Developing Alternative Frameworks for Explaining Tax Compliance

Over the last several decades, there has been a growing interest in theoretical, empirical, and experimental work on all aspects of tax compliance and tax evasion. The essays in this volume summarize the existing state of knowledge of tax compliance and tax evasion, present new thinking about this issue, and analyze the empirical relevance of these new perspectives. The original essays in this volume represent an attempt to provide a framework on compliance that moves beyond the economics-of-crime perspective, one that provides a more complete understanding of individual (and group) decisions, and one that is more consistent with empirical evidence.
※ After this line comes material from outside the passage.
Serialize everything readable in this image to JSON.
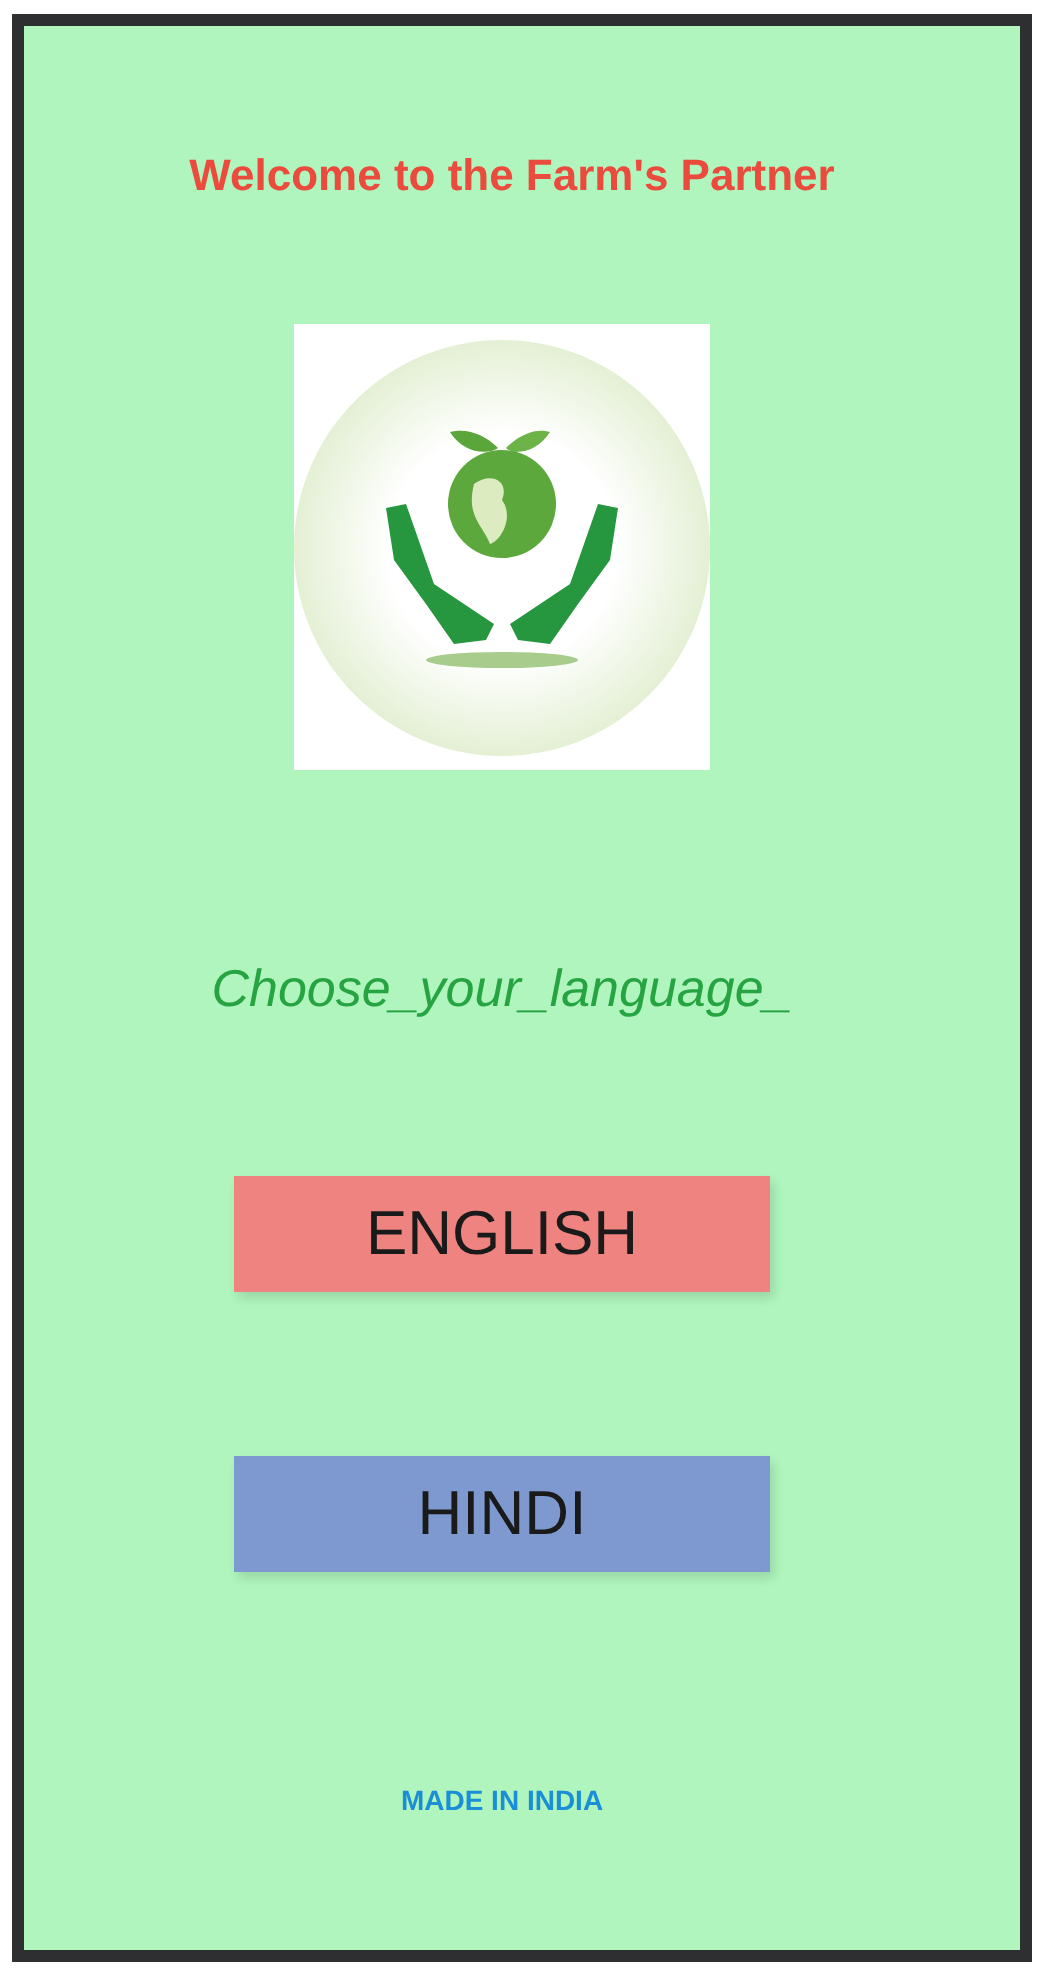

It is the insights of behavioural economics that provide much of the bases for these essays and the main theme running through this book is that the basic model of individual choice must be expanded, by introducing some aspects of behaviour or motivation considered explicitly by other social sciences.